37. Battista D, Ferrari CC, Gage FH, Pitossi FJ. Neurogenic niche modulation by activated microglia: transforming growth factor beta increases neurogenesis in the adult dentate gyrus. Eur J Neurosci. 2006;23:83–93. https://doi.org/10.1111/j.1460-9568.2005.04539.x. [PubMed]
38. Gu W, Fukuda T, Isaji T, Hashimoto H, Wang Y, Gu J. alpha1,6-Fucosylation regulates neurite formation via the activin/phospho-Smad2 pathway in PC12 cells: the implicated dual effects of Fut8 for TGF-beta/activin-mediated signaling. FASEB J. 2013;27:3947–58. https://doi.org/10.1096/fj.12-225805. [PubMed]
39. Knoferle J, Ramljak S, Koch JC, Tonges L, Asif AR, Michel U, Wouters FS, Heermann S, Krieglstein K, Zerr I, Bahr M, Lingor P. TGF-beta 1 enhances neurite outgrowth via regulation of proteasome function and EFABP. Neurobiol Dis. 2010;38:395–404. https://doi.org/10.1016/j.nbd.2010.02.011. [PubMed]
40. Bailey Dubose K, Zayzafoon M, Murphy-Ullrich JE. Thrombospondin-1 inhibits osteogenic differentiation of human mesenchymal stem cells through latent TGF-beta activation. Biochem Biophys Res Commun. 2012;422:488–93. https://doi.org/10.1016/j.bbrc.2012.05.020. [PMC free article] [PubMed]
41. Murphy-Ullrich JE, Poczatek M. Activation of latent TGF-beta by thrombospondin-1: mechanisms and physiology. Cytokine Growth Factor Rev. 2000;11:59–69. [PubMed]

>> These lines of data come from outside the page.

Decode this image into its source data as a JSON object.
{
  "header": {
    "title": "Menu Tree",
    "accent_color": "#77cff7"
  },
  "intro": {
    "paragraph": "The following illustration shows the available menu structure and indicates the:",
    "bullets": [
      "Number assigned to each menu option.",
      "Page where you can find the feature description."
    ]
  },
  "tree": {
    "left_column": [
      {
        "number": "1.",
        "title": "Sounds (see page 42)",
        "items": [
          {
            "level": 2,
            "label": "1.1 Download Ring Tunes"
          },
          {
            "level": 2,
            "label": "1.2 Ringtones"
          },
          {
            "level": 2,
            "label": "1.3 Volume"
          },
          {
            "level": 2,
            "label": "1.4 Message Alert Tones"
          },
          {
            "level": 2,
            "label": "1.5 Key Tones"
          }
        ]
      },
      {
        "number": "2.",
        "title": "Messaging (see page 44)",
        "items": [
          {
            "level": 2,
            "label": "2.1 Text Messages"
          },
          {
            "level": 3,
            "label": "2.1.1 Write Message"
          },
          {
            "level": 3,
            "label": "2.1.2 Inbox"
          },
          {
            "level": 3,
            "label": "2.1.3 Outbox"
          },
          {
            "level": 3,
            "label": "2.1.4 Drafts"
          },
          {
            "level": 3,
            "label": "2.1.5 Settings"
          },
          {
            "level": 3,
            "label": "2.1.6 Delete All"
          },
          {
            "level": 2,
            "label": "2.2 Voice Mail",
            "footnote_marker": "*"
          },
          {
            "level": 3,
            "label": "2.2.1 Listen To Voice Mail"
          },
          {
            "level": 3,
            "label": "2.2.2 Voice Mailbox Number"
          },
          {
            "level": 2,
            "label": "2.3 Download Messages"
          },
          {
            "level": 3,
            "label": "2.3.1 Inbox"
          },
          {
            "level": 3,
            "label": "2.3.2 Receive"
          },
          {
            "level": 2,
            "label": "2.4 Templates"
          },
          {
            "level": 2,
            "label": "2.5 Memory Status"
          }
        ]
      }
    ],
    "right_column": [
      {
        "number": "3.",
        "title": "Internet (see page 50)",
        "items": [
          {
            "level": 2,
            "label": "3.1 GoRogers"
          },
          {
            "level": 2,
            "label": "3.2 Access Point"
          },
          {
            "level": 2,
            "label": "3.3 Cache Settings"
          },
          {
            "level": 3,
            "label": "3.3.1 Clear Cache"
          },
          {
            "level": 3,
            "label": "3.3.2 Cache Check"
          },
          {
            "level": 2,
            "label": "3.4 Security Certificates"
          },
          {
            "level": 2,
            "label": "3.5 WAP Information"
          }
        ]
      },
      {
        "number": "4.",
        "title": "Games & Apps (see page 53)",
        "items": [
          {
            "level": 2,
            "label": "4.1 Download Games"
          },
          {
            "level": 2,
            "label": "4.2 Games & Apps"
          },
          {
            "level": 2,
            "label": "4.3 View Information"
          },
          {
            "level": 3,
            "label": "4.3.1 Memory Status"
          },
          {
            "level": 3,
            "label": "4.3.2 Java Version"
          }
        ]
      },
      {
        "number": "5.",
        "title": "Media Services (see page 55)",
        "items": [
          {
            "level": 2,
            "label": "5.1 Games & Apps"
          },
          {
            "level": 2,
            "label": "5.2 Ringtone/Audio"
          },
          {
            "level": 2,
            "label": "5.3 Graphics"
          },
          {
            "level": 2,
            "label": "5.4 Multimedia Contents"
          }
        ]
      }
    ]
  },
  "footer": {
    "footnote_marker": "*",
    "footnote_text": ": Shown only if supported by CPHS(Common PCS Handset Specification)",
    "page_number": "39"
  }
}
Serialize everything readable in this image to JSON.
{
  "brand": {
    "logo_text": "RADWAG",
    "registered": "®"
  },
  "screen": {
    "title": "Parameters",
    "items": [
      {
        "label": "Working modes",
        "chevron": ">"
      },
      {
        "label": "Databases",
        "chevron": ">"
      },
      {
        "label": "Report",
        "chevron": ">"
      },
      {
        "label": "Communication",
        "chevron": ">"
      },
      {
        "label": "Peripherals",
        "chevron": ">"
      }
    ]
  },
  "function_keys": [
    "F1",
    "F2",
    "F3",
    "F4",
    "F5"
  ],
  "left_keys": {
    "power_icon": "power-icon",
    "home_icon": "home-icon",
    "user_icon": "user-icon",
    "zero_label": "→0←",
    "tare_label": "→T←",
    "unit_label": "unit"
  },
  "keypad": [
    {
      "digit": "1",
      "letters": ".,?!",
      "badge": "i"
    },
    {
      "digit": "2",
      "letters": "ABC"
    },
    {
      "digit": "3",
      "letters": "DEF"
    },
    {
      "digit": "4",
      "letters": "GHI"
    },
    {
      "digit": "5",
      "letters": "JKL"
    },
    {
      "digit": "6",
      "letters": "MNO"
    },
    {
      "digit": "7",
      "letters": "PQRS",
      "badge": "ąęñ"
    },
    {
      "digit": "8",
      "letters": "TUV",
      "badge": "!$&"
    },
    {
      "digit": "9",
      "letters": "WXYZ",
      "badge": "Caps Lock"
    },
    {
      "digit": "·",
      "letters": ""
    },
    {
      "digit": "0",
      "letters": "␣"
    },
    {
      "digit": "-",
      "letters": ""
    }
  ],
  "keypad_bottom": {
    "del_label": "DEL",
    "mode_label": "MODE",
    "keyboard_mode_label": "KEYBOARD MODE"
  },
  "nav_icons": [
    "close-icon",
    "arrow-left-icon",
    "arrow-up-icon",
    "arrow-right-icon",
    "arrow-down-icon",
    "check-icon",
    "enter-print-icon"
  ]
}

42. Wang X, Chen W, Liu W, Wu J, Shao Y, Zhang X. The role of thrombospondin-1 and transforming growth factor-beta after spinal cord injury in the rat. J Clin Neurosci. 2009;16:818–21. https://doi.org/10.1016/j.jocn.2008.09.014. [PubMed]

Articles from Oncotarget are provided here courtesy of Impact Journals, LLC